In Latin America, the characteristics of the materials that make up the buildings, such as brick walls, impose additional challenges. According to a study conducted by Arris in the region, 79% of people live in apartments and 21% in houses, and 77% are homes with more than three rooms. This means that in order to get to the third room, assuming they are linearly located, both 2.4Ghz and 5Ghz home WiFi networks have a very weak signal in the third room. Consequently, the wired connection speed that reaches the house is no longer perceived with quality by the user connected via a wireless device. To this it is added that home connectivity prices in Latin America are high in relation to the purchasing power of the population; and for all this it is relevant to make it possible to manage the home WiFi network quality.
Arris solution. During this year, Arris launched two gateways (NVG578 and NVG558) to provide high-speed WiFi connectivity and solve standard issues. They have options to offer the 802.11ac standard and update it to 802.11ax in configurations having two and three built-in frequency bands. The NVG578 gateway is designed to support triple play services by integrating technologies that can include 4GLTE and 3.5Ghz (CBRS in the United States), as well as eventually support future equipment in 5G. The NVG 578 equipment optionally incorporates radio support for IoT.
Complementarily, under Arris Home Assure line, the manufacturer announced its Wireless Extender in early August 2018 under the Easy Mesh standard, the first WiFi extender certified by the WiFi Allliance.

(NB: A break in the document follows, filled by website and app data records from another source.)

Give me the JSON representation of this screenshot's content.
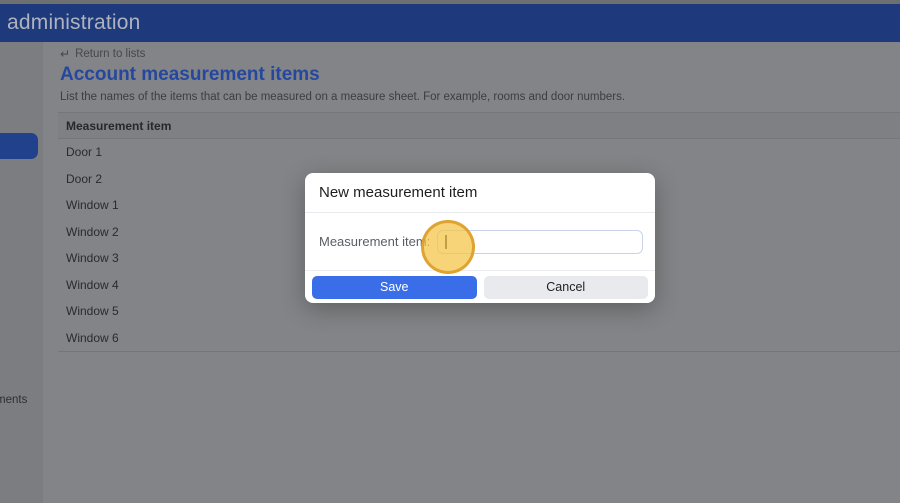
{
  "header": {
    "title": "administration"
  },
  "sidebar": {
    "partial_label": "ments"
  },
  "page": {
    "back_icon": "↵",
    "back_link": "Return to lists",
    "title": "Account measurement items",
    "description": "List the names of the items that can be measured on a measure sheet. For example, rooms and door numbers.",
    "table": {
      "header": "Measurement item",
      "rows": [
        "Door 1",
        "Door 2",
        "Window 1",
        "Window 2",
        "Window 3",
        "Window 4",
        "Window 5",
        "Window 6"
      ]
    }
  },
  "modal": {
    "title": "New measurement item",
    "field_label": "Measurement item:",
    "input_value": "",
    "save_label": "Save",
    "cancel_label": "Cancel"
  },
  "colors": {
    "header-bg": "#1e3a7c",
    "sidebar-bg": "#7c7d80",
    "content-bg": "#838487",
    "active-item": "#21418d",
    "title-color": "#25489e",
    "accent": "#3a6ee8",
    "highlight": "#f5c445"
  }
}
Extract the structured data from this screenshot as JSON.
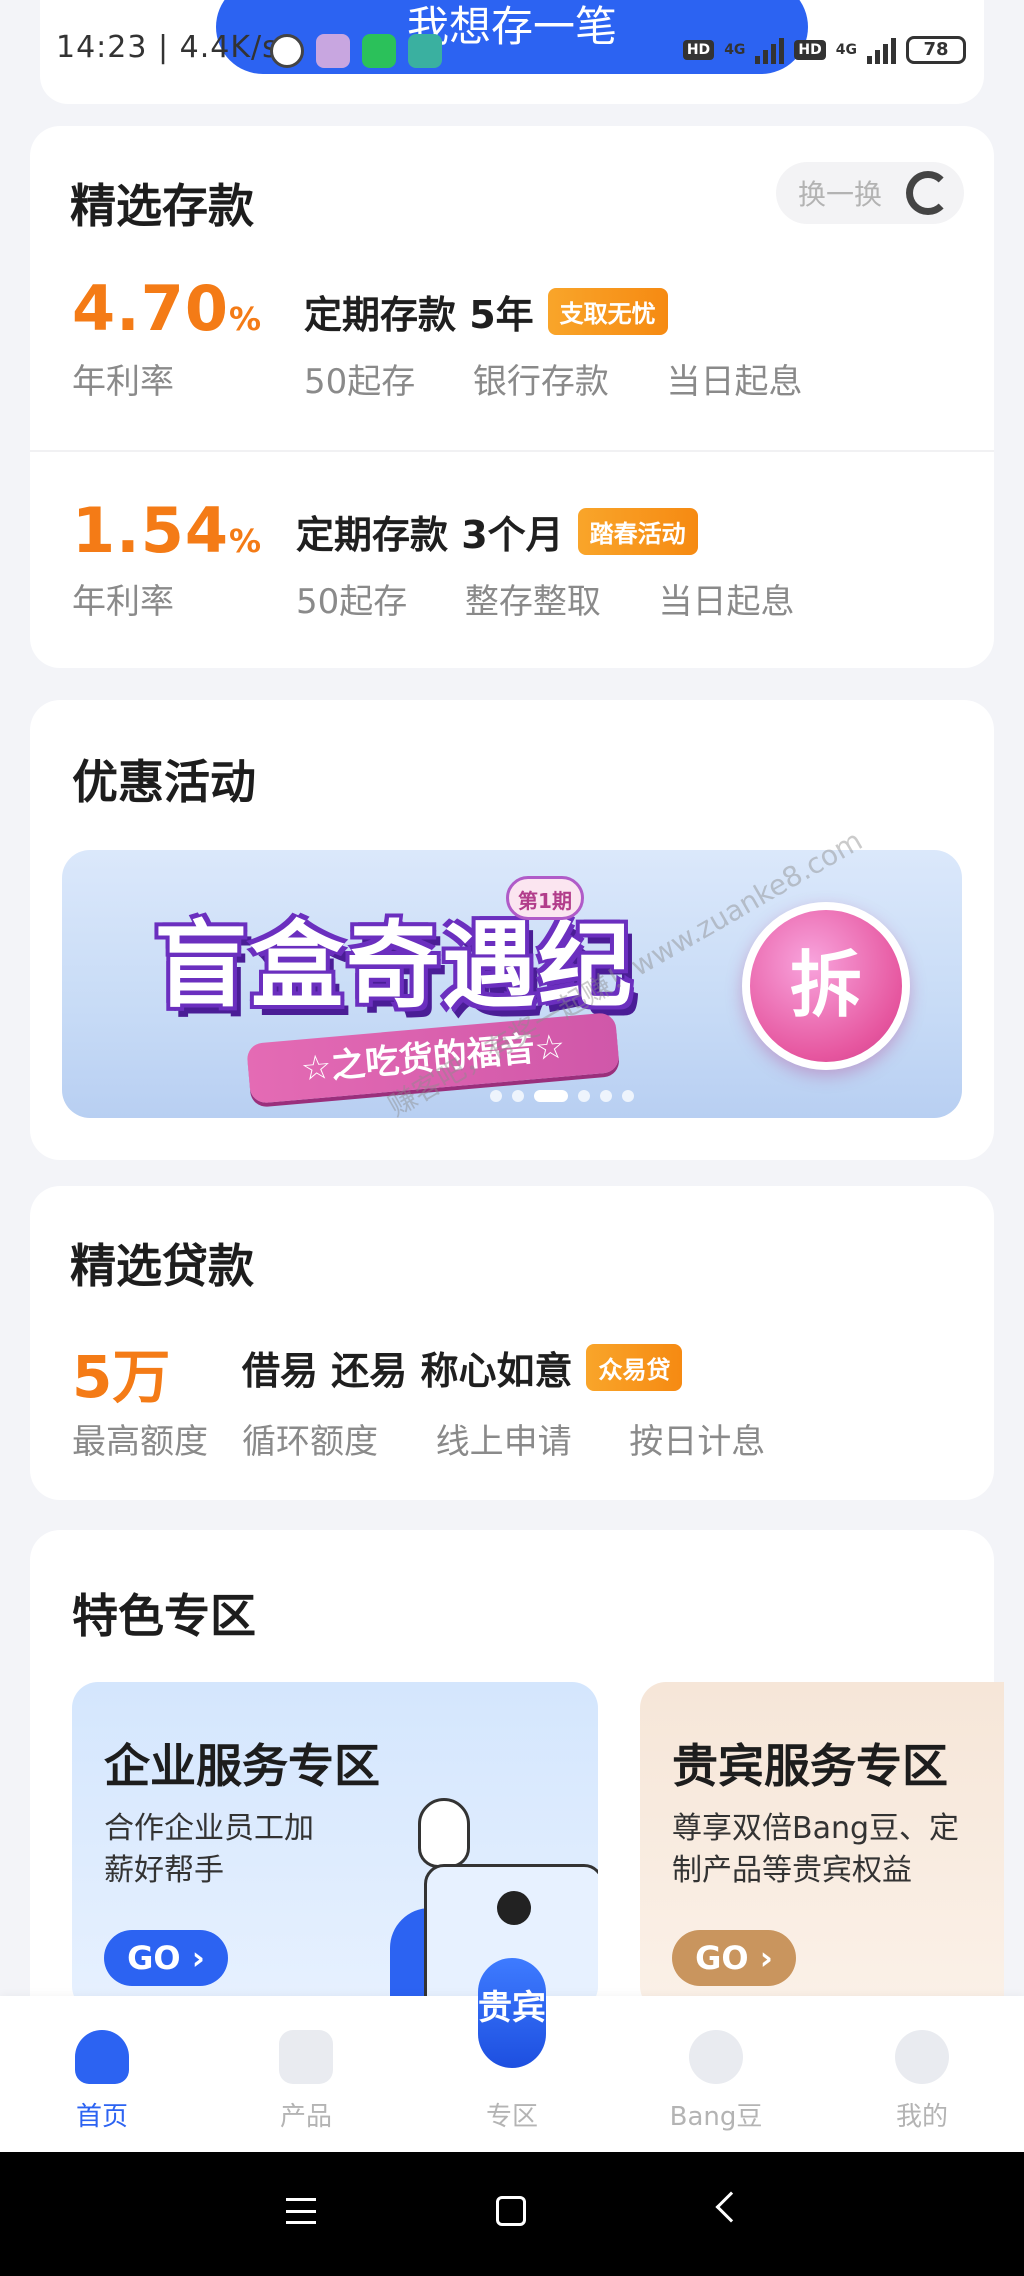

The objective is to amplify 1Gbps speed distances when used with other devices certified by the standard.
These solutions allow an easy configuration for the home user and network management functionalities such as, for example, turning off the Wi-Fi network at a certain time.
Consulted on the necessary investments to move towards this type of home networks, Ramos indicated that if each case is different, for the cable operator the main benefit is savings in time and costs. Something that would be drastically reduced would be calls to call centers for network management issues. They are, according to Ramos, solutions that allow savings and repay in the short term. To the point that the medium-long-term trend for all providers is to move towards the "WiFi carrier grade" at the home.